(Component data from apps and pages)
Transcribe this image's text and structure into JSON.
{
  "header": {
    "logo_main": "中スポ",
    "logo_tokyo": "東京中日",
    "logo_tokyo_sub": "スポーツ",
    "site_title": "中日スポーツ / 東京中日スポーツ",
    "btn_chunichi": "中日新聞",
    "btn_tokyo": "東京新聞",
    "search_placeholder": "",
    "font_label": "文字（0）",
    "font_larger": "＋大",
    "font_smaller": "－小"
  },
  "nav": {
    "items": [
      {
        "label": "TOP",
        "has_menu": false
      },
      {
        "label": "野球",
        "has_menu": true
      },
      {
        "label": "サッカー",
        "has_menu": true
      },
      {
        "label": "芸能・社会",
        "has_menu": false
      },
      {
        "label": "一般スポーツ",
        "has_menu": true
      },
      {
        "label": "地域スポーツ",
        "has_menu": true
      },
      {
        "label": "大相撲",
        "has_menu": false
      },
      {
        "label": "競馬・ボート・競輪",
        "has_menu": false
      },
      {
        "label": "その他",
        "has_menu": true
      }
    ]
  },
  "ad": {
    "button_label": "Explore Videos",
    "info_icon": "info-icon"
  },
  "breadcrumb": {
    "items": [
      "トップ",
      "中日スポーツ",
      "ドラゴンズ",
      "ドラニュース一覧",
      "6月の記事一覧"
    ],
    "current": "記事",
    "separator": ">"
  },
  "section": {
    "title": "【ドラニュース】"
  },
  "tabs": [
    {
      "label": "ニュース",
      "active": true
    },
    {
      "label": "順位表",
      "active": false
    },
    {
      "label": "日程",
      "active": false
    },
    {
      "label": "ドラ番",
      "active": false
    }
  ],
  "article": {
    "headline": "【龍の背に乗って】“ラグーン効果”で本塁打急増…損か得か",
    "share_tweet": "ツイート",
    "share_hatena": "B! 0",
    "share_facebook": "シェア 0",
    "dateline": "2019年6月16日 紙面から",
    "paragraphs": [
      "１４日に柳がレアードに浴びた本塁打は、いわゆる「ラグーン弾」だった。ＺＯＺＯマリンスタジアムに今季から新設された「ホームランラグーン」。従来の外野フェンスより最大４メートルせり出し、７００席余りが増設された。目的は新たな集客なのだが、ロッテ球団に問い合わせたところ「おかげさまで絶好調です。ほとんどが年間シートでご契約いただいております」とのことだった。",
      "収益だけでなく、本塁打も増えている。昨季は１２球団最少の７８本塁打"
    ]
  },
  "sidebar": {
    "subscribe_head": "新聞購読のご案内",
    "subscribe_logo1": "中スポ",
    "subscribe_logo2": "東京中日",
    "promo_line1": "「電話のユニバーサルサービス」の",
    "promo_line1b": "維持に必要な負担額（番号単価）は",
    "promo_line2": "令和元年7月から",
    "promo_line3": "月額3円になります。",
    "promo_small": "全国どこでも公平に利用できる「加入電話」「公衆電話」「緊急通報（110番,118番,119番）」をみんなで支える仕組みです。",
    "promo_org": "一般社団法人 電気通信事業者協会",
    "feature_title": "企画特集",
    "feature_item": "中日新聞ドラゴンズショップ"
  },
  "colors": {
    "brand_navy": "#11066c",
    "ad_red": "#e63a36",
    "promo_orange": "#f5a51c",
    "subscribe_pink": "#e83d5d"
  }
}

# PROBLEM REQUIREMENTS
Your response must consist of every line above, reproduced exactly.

# RESULT BELOW
Transcribe this image's text and structure into JSON.
{
  "header": {
    "logo_main": "中スポ",
    "logo_tokyo": "東京中日",
    "logo_tokyo_sub": "スポーツ",
    "site_title": "中日スポーツ / 東京中日スポーツ",
    "btn_chunichi": "中日新聞",
    "btn_tokyo": "東京新聞",
    "search_placeholder": "",
    "font_label": "文字（0）",
    "font_larger": "＋大",
    "font_smaller": "－小"
  },
  "nav": {
    "items": [
      {
        "label": "TOP",
        "has_menu": false
      },
      {
        "label": "野球",
        "has_menu": true
      },
      {
        "label": "サッカー",
        "has_menu": true
      },
      {
        "label": "芸能・社会",
        "has_menu": false
      },
      {
        "label": "一般スポーツ",
        "has_menu": true
      },
      {
        "label": "地域スポーツ",
        "has_menu": true
      },
      {
        "label": "大相撲",
        "has_menu": false
      },
      {
        "label": "競馬・ボート・競輪",
        "has_menu": false
      },
      {
        "label": "その他",
        "has_menu": true
      }
    ]
  },
  "ad": {
    "button_label": "Explore Videos",
    "info_icon": "info-icon"
  },
  "breadcrumb": {
    "items": [
      "トップ",
      "中日スポーツ",
      "ドラゴンズ",
      "ドラニュース一覧",
      "6月の記事一覧"
    ],
    "current": "記事",
    "separator": ">"
  },
  "section": {
    "title": "【ドラニュース】"
  },
  "tabs": [
    {
      "label": "ニュース",
      "active": true
    },
    {
      "label": "順位表",
      "active": false
    },
    {
      "label": "日程",
      "active": false
    },
    {
      "label": "ドラ番",
      "active": false
    }
  ],
  "article": {
    "headline": "【龍の背に乗って】“ラグーン効果”で本塁打急増…損か得か",
    "share_tweet": "ツイート",
    "share_hatena": "B! 0",
    "share_facebook": "シェア 0",
    "dateline": "2019年6月16日 紙面から",
    "paragraphs": [
      "１４日に柳がレアードに浴びた本塁打は、いわゆる「ラグーン弾」だった。ＺＯＺＯマリンスタジアムに今季から新設された「ホームランラグーン」。従来の外野フェンスより最大４メートルせり出し、７００席余りが増設された。目的は新たな集客なのだが、ロッテ球団に問い合わせたところ「おかげさまで絶好調です。ほとんどが年間シートでご契約いただいております」とのことだった。",
      "収益だけでなく、本塁打も増えている。昨季は１２球団最少の７８本塁打"
    ]
  },
  "sidebar": {
    "subscribe_head": "新聞購読のご案内",
    "subscribe_logo1": "中スポ",
    "subscribe_logo2": "東京中日",
    "promo_line1": "「電話のユニバーサルサービス」の",
    "promo_line1b": "維持に必要な負担額（番号単価）は",
    "promo_line2": "令和元年7月から",
    "promo_line3": "月額3円になります。",
    "promo_small": "全国どこでも公平に利用できる「加入電話」「公衆電話」「緊急通報（110番,118番,119番）」をみんなで支える仕組みです。",
    "promo_org": "一般社団法人 電気通信事業者協会",
    "feature_title": "企画特集",
    "feature_item": "中日新聞ドラゴンズショップ"
  },
  "colors": {
    "brand_navy": "#11066c",
    "ad_red": "#e63a36",
    "promo_orange": "#f5a51c",
    "subscribe_pink": "#e83d5d"
  }
}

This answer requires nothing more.